Together with Häcker Kitchens and the A30 Küchenmeile marketing syndicate, the ‘Kitchen Miles and More’ research project launched its quest for the ‘Küche der Zukunft’ (Kitchen of the Future) at the end of 2012. The project was open to interior design students at the Ostwestfalen-Lippe University of Applied Sciences. At the LivingKitchen 2013, the five-person jury headed by project manager Professor of Design Martin Beeh had to ultimately decide on one of the 25 designs submitted: their choice was the ‘Lüttchen’ design by student Judith Bauhuis.
Judith Bauhuis approached the task by initially defining the word ‘future’: “For me, the future is the current generation of children and adolescents.” She then decided to design a kitchen for the place at which children are, among other places, prepared for their futures – kindergarten. “Consciously preparing and eating together and the necessary clearing up is what I believe future-oriented food culture is all about”, explains the aspiring interior designer.

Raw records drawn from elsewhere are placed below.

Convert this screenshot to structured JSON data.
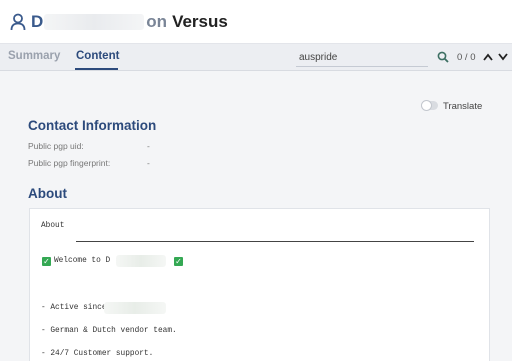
{
  "header": {
    "title_prefix": "D",
    "title_connector": "on",
    "title_name": "Versus"
  },
  "tabs": [
    {
      "label": "Summary",
      "active": false
    },
    {
      "label": "Content",
      "active": true
    }
  ],
  "search": {
    "value": "auspride",
    "count": "0 / 0"
  },
  "translate": {
    "label": "Translate",
    "enabled": false
  },
  "contact": {
    "heading": "Contact Information",
    "fields": [
      {
        "label": "Public pgp uid:",
        "value": "-"
      },
      {
        "label": "Public pgp fingerprint:",
        "value": "-"
      }
    ]
  },
  "about": {
    "heading": "About",
    "box_title": "About",
    "welcome": "Welcome to D",
    "lines": [
      "- Active since",
      "- German & Dutch vendor team.",
      "- 24/7 Customer support."
    ]
  },
  "colors": {
    "accent": "#2c4a7c",
    "check": "#34a853"
  },
  "icons": {
    "user": "user-icon",
    "search": "search-icon",
    "up": "chevron-up-icon",
    "down": "chevron-down-icon",
    "check": "checkmark-icon"
  }
}
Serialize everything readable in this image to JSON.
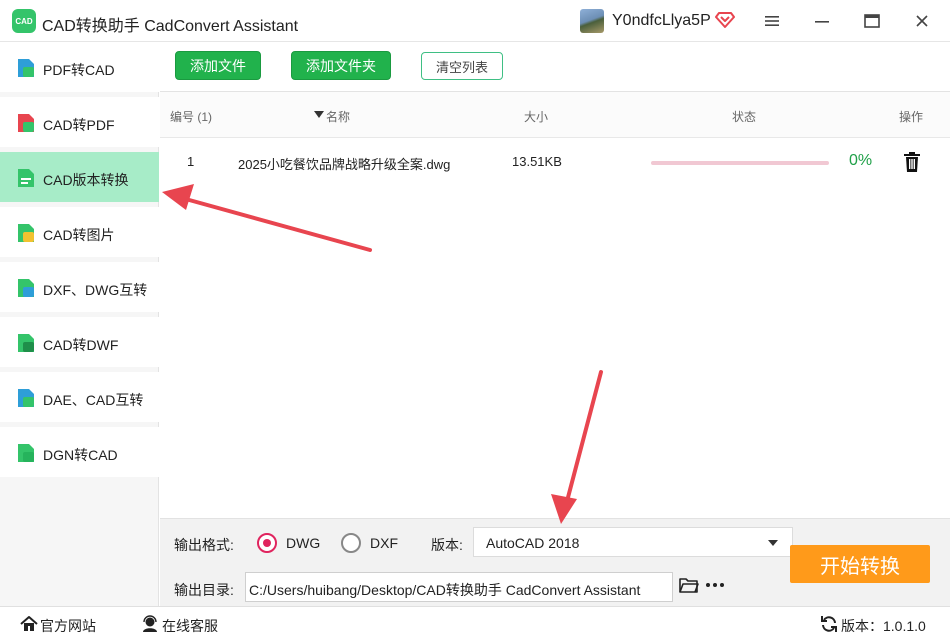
{
  "window": {
    "logo_text": "CAD",
    "title": "CAD转换助手 CadConvert Assistant",
    "username": "Y0ndfcLlya5P"
  },
  "sidebar": {
    "items": [
      {
        "label": "PDF转CAD",
        "icon": "pdf-to-cad-icon",
        "active": false
      },
      {
        "label": "CAD转PDF",
        "icon": "cad-to-pdf-icon",
        "active": false
      },
      {
        "label": "CAD版本转换",
        "icon": "cad-version-icon",
        "active": true
      },
      {
        "label": "CAD转图片",
        "icon": "cad-to-image-icon",
        "active": false
      },
      {
        "label": "DXF、DWG互转",
        "icon": "dxf-dwg-icon",
        "active": false
      },
      {
        "label": "CAD转DWF",
        "icon": "cad-to-dwf-icon",
        "active": false
      },
      {
        "label": "DAE、CAD互转",
        "icon": "dae-cad-icon",
        "active": false
      },
      {
        "label": "DGN转CAD",
        "icon": "dgn-to-cad-icon",
        "active": false
      }
    ]
  },
  "toolbar": {
    "add_file": "添加文件",
    "add_folder": "添加文件夹",
    "clear_list": "清空列表"
  },
  "table": {
    "headers": {
      "index": "编号 (1)",
      "name": "名称",
      "size": "大小",
      "status": "状态",
      "action": "操作"
    },
    "rows": [
      {
        "index": "1",
        "name": "2025小吃餐饮品牌战略升级全案.dwg",
        "size": "13.51KB",
        "progress": 0,
        "percent": "0%"
      }
    ]
  },
  "settings": {
    "format_label": "输出格式:",
    "format_options": [
      "DWG",
      "DXF"
    ],
    "format_selected": "DWG",
    "version_label": "版本:",
    "version_value": "AutoCAD 2018",
    "dir_label": "输出目录:",
    "dir_value": "C:/Users/huibang/Desktop/CAD转换助手 CadConvert Assistant",
    "start_button": "开始转换"
  },
  "statusbar": {
    "website": "官方网站",
    "support": "在线客服",
    "version": "版本：1.0.1.0"
  },
  "colors": {
    "green": "#21b24c",
    "active_nav": "#a7ecc8",
    "orange": "#ff9a1a",
    "arrow": "#e8454f"
  }
}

The jury was convinced by the practical relevance of the design that is based on flexible modules in various working heights for children. Furthermore, the numerous creative ideas with which kids can help prepare food more easily, and hence more willingly, were decisive: inlaid, and therefore non-slip, chopping boards provide greater safety, while child-appropriate icons on drawers allow little ones to understand without having to read.
And the naming of her design also showed the jury that she had thought out everything down to the very last detail. In Low German, ‘lütt’ means ‘small’ – which together with the ‘chen’ from the English word ‘kitchen’ makes up the name ‘Lüttchen’. From this, Bauhuis created the logo as a convincing word and figurative trademark.
Häcker Kitchens has now brought the ‘Lüttchen’ design to life on a 1:1 scale. The conceptual design was implemented by Anna Schmidt who is currently completing a dual course of study to become a wood technology engineer focussing on product and design management. Honest and robust materials, such as solid oak and smoked oak were used for the true-to-scale model. The sink is made from resistant, low-maintenance stoneware. This means that the kitchen is able to cope even with the huge impact of countless small hands.
In the case of the project, the commitment on the part of Häcker began with an intensive product training seminar for the participants focussing on the topic of the kitchen, which included a tour of the manufacturing facilities. “Following this, it was very interesting for us to see how the students approached the design task”, comments Michael Dittberner, Head of Product Development & Product Management at Häcker. “In the case of ‘Lüttchen’, we were positively surprised by – and simultaneously thrilled with – the revolutionary ‘childlike’, and hence very exceptional, view of a kitchen.”